Google plans to go global with Chrome's ad-blocking in July, expanding the practice from North America and Europe, where it's been in place for nearly a year.
Beginning July 9, 2019, Chrome will ... stop showing all ads on sites in any country that repeatedly display (disruptive ads)," Ben Galbraith, senior product director of Chrome, wrote in a Jan. 9 post to a company blog.
Google first directed Chrome to "filter" online ads - its preferred label for the practice - in February 2018. Then, the company announced its browser would expunge all ads from sites that displayed advertisements identified as the most annoying on the web. The "disruptive" ad types were those that violated the "Better Ads Standards" set by an industry group named "Coalition for Better Ads" (CBA).
Although Google distanced itself from the "what's-disruptive?" determination, the Mountain View, Calif. firm was a founding member of the group and with Microsoft and Facebook, among the largest vendors on its rolls. Research conducted by Google researchers also formed the intellectual foundation of the prickly question of which ads were to be targeted. The CBA used that research to advocate ad scouring.
More importantly, Google's browser is the enforcer for any decision made by the CBA. Chrome last month accounted for more than two-thirds - 67.2% to be exact - of all user share, a measurement by analytics vendor Net Applications of browser activity. Chrome was the most-used browser, by far, on the planet, with the second-place Firefox holding a minuscule-by-comparison share of 9.6%.
It has been the power of Chrome and its vast constituency that weights the CBA's determinations. Without Chrome's popularity, any talk of "Better Ads Standards" and sanctions against sites that pitch ads violating those rules would likely meet the same fate as earlier attempts to wrangle the web's advertising.
So it was no surprise when Galbraith touted the program's impact. "Chrome's enforcement of the Coalition's standards has inspired many website owners to improve the advertising experience on their sites in a way that benefits users," he wrote.
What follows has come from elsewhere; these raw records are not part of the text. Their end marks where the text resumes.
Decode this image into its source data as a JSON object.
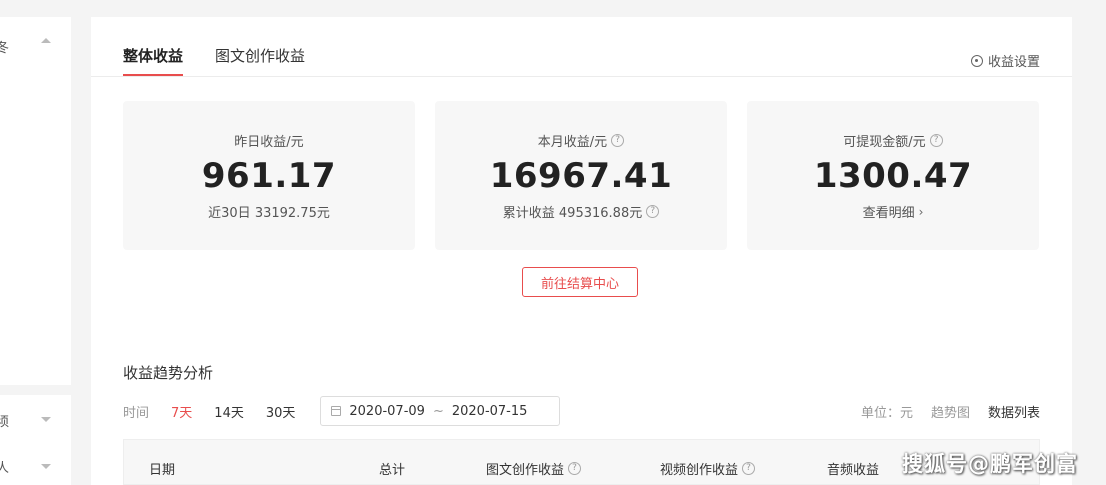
{
  "sidebar": {
    "top_glyph": "冬",
    "item_b": "须",
    "item_c": "人"
  },
  "tabs": [
    {
      "label": "整体收益",
      "active": true
    },
    {
      "label": "图文创作收益",
      "active": false
    }
  ],
  "settings_label": "收益设置",
  "stats": [
    {
      "label": "昨日收益/元",
      "value": "961.17",
      "sub": "近30日 33192.75元",
      "has_help": false
    },
    {
      "label": "本月收益/元",
      "value": "16967.41",
      "sub": "累计收益 495316.88元",
      "has_help": true
    },
    {
      "label": "可提现金额/元",
      "value": "1300.47",
      "sub": "查看明细",
      "has_help": true
    }
  ],
  "settle_button": "前往结算中心",
  "trend": {
    "title": "收益趋势分析",
    "time_label": "时间",
    "ranges": [
      "7天",
      "14天",
      "30天"
    ],
    "active_range": "7天",
    "date_start": "2020-07-09",
    "date_sep": "~",
    "date_end": "2020-07-15",
    "unit": "单位：元",
    "view_chart": "趋势图",
    "view_table": "数据列表"
  },
  "table": {
    "columns": [
      "日期",
      "总计",
      "图文创作收益",
      "视频创作收益",
      "音频收益"
    ]
  },
  "watermark": "搜狐号@鹏军创富",
  "colors": {
    "accent": "#e84d4d",
    "card_bg": "#f7f7f7",
    "page_bg": "#f4f4f4"
  }
}
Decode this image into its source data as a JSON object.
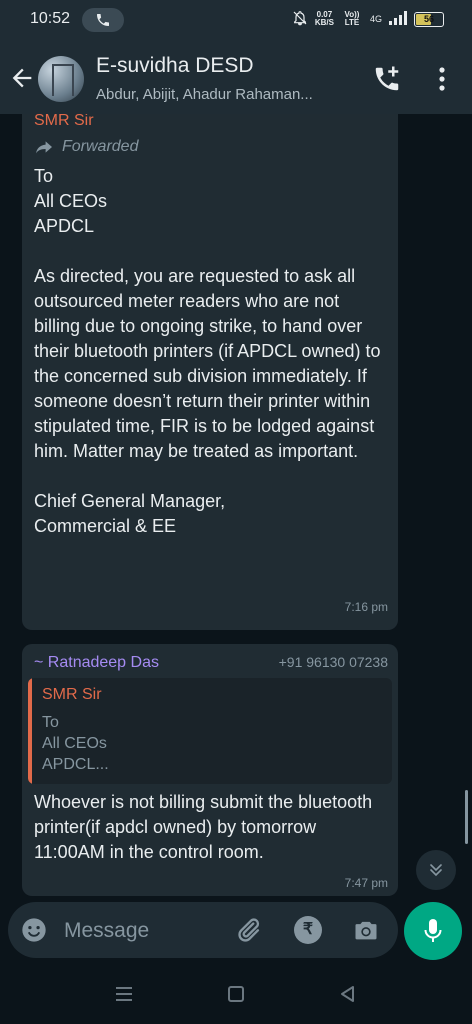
{
  "status_bar": {
    "time": "10:52",
    "net_speed_value": "0.07",
    "net_speed_unit": "KB/S",
    "volte": "Vo)) LTE",
    "network": "4G",
    "battery": "56"
  },
  "header": {
    "title": "E-suvidha DESD",
    "members": "Abdur, Abijit, Ahadur Rahaman..."
  },
  "messages": [
    {
      "sender": "SMR Sir",
      "forwarded_label": "Forwarded",
      "text": "To\nAll CEOs\nAPDCL\n\nAs directed, you are requested to ask all outsourced meter readers who are not billing due to ongoing strike, to hand over their bluetooth printers (if APDCL owned) to the concerned sub division immediately. If someone doesn’t return their printer within stipulated time, FIR is to be lodged against him. Matter may be treated as important.\n\nChief General Manager,\nCommercial & EE",
      "time": "7:16 pm"
    },
    {
      "sender": "~ Ratnadeep Das",
      "phone": "+91 96130 07238",
      "quote": {
        "sender": "SMR Sir",
        "text": "To\nAll CEOs\nAPDCL..."
      },
      "text": "Whoever is not billing submit the bluetooth printer(if apdcl owned) by tomorrow 11:00AM in the control room.",
      "time": "7:47 pm"
    }
  ],
  "composer": {
    "placeholder": "Message"
  },
  "colors": {
    "background": "#0b141a",
    "bubble": "#202c33",
    "header": "#1f2c34",
    "accent_green": "#00a884",
    "sender_orange": "#e26a4a",
    "sender_purple": "#a58bf2"
  },
  "icons": [
    "phone-icon",
    "back-arrow-icon",
    "add-call-icon",
    "more-vert-icon",
    "forward-arrow-icon",
    "chevrons-down-icon",
    "emoji-icon",
    "paperclip-icon",
    "rupee-icon",
    "camera-icon",
    "mic-icon",
    "menu-lines-icon",
    "square-icon",
    "triangle-back-icon"
  ]
}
Truthfully, inspired might be too passive a verb for the pressure sites felt to abide.
Galbraith also dipped into some stats about the CBA's effectiveness, claiming that as of the first of this year, "two-thirds of all publishers who were at one time non-compliant ... are now in good standing. Further, out of millions of sites we've reviewed to date, less than 1% have had their ads filtered.
But some sites have avoided the Chrome hammer using methods other than toeing the Better Ads Standards. Galbraith did not mention that, but the CBA did - in a round-about way - in its own press release last week.
"Approximately 70 publishers representing nearly 300 domains and 27 countries have certified compliance with the Coalition's Standards and the requirements of the Better Ads Experience Program," the organization stated.
By "compliance," the CBA referred to a voluntary, self-validating model under which site publishers pay the group a fee to be placed on a whitelist that escapes ad filtering. Under the umbrella label of "Better Ads Experience Program," the CBA will collect moneys from publishers. (The program's details have been spelled out in this document.)
According to another CBA document, 71 publishers have joined the program, including Dow Jones and its wsj.com and barrons.com sites, and Vice Media, with websites such as vice.com and sports.vice.com.
Google's July 9 date for switching on worldwide ad-blocking did not sync with a planned upgrade of the browser: Chrome 75 is now slated for release June 4 and Chrome 76 for July 30.